Otto Piene was born in 1928 in Bad Laasphe and was raised in Lübbecke. Between 1949 and 1953 he studied painting and art education at the Academy of Art in Munich and the Kunstakademie Düsseldorf. He was lecturer at the Fashion Institute in Düsseldorf. From 1952 to 1957 he studied philosophy at the University of Cologne.
He was a Visiting Professor at the University of Pennsylvania beginning in 1964. From 1968 to 1971, he was the first Fellow of the MIT Center for Advanced Visual Studies (CAVS), founded by György Kepes. In 1972, he became a Professor of Environmental Art at MIT. In 1974 he succeeded Kepes as director of the CAVS, in which position he served until September 1, 1993.
Piene and Heinz Mack founded the group ZERO in 1957. This group consisted of artists who wanted to redefine art after World War II. By the 1960s they were internationally known, especially in Japan, the Americas, and throughout Europe. Members of the group included Piero Manzoni, Yves Klein, Jean Tinguely, and Lucio Fontana. Piene and Mack also published ZERO Magazine from 1957 to 1967.

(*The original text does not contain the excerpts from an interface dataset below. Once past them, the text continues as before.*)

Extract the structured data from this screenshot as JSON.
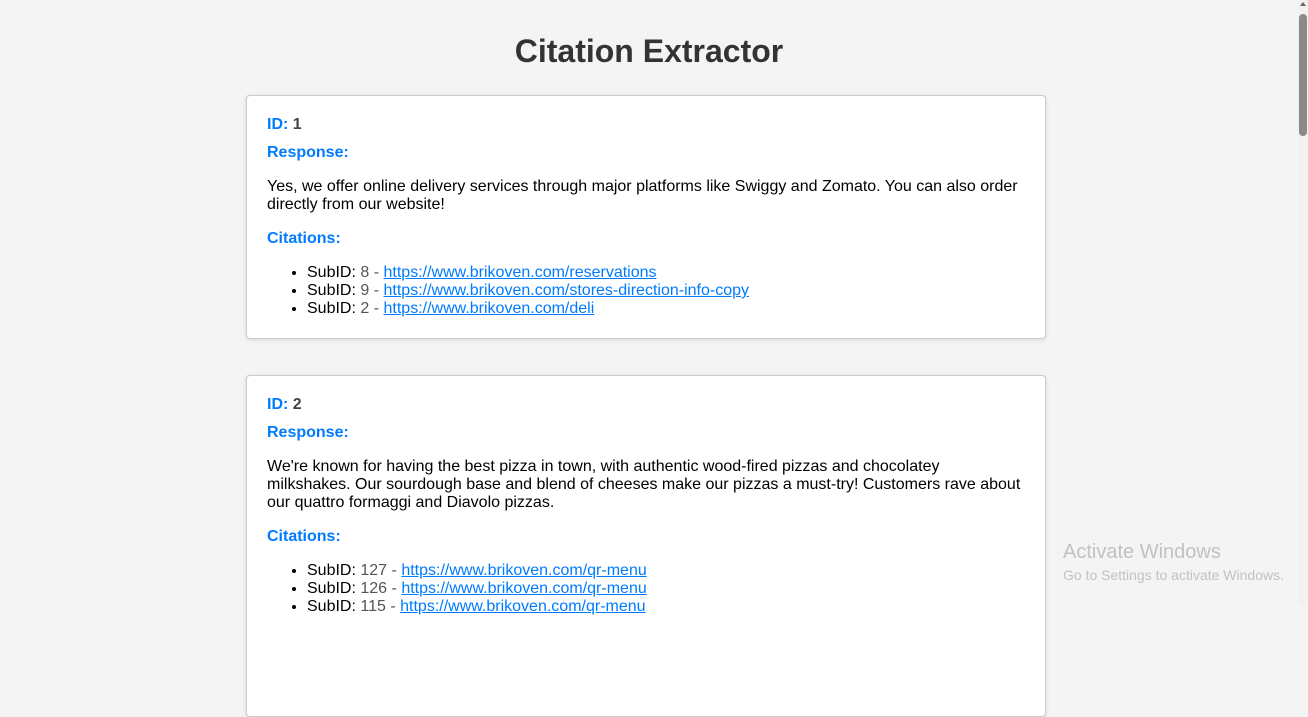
{
  "title": "Citation Extractor",
  "labels": {
    "id": "ID:",
    "response": "Response:",
    "citations": "Citations:",
    "subid": "SubID:",
    "sep": "-"
  },
  "entries": [
    {
      "id": "1",
      "response": "Yes, we offer online delivery services through major platforms like Swiggy and Zomato. You can also order directly from our website!",
      "citations": [
        {
          "subid": "8",
          "url": "https://www.brikoven.com/reservations"
        },
        {
          "subid": "9",
          "url": "https://www.brikoven.com/stores-direction-info-copy"
        },
        {
          "subid": "2",
          "url": "https://www.brikoven.com/deli"
        }
      ]
    },
    {
      "id": "2",
      "response": "We're known for having the best pizza in town, with authentic wood-fired pizzas and chocolatey milkshakes. Our sourdough base and blend of cheeses make our pizzas a must-try! Customers rave about our quattro formaggi and Diavolo pizzas.",
      "citations": [
        {
          "subid": "127",
          "url": "https://www.brikoven.com/qr-menu"
        },
        {
          "subid": "126",
          "url": "https://www.brikoven.com/qr-menu"
        },
        {
          "subid": "115",
          "url": "https://www.brikoven.com/qr-menu"
        }
      ]
    }
  ],
  "watermark": {
    "line1": "Activate Windows",
    "line2": "Go to Settings to activate Windows."
  }
}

With Günther Uecker, Heinz Mack and Mattijs Visser he founded in 2008 the international ZERO foundation. The foundation has the ZERO archives from the three Düsseldorfer artists as well as documents and photos from other related artists.
Piene died on July 17, 2014 while in a taxi on his way to continue preparations for a “Sky Art Event” at Neue Nationalgalerie. His survivors included his wife, the former Elizabeth Goldring, a poet and artist who also worked on Centerbeam, as well as four children, a stepdaughter and five grandchildren.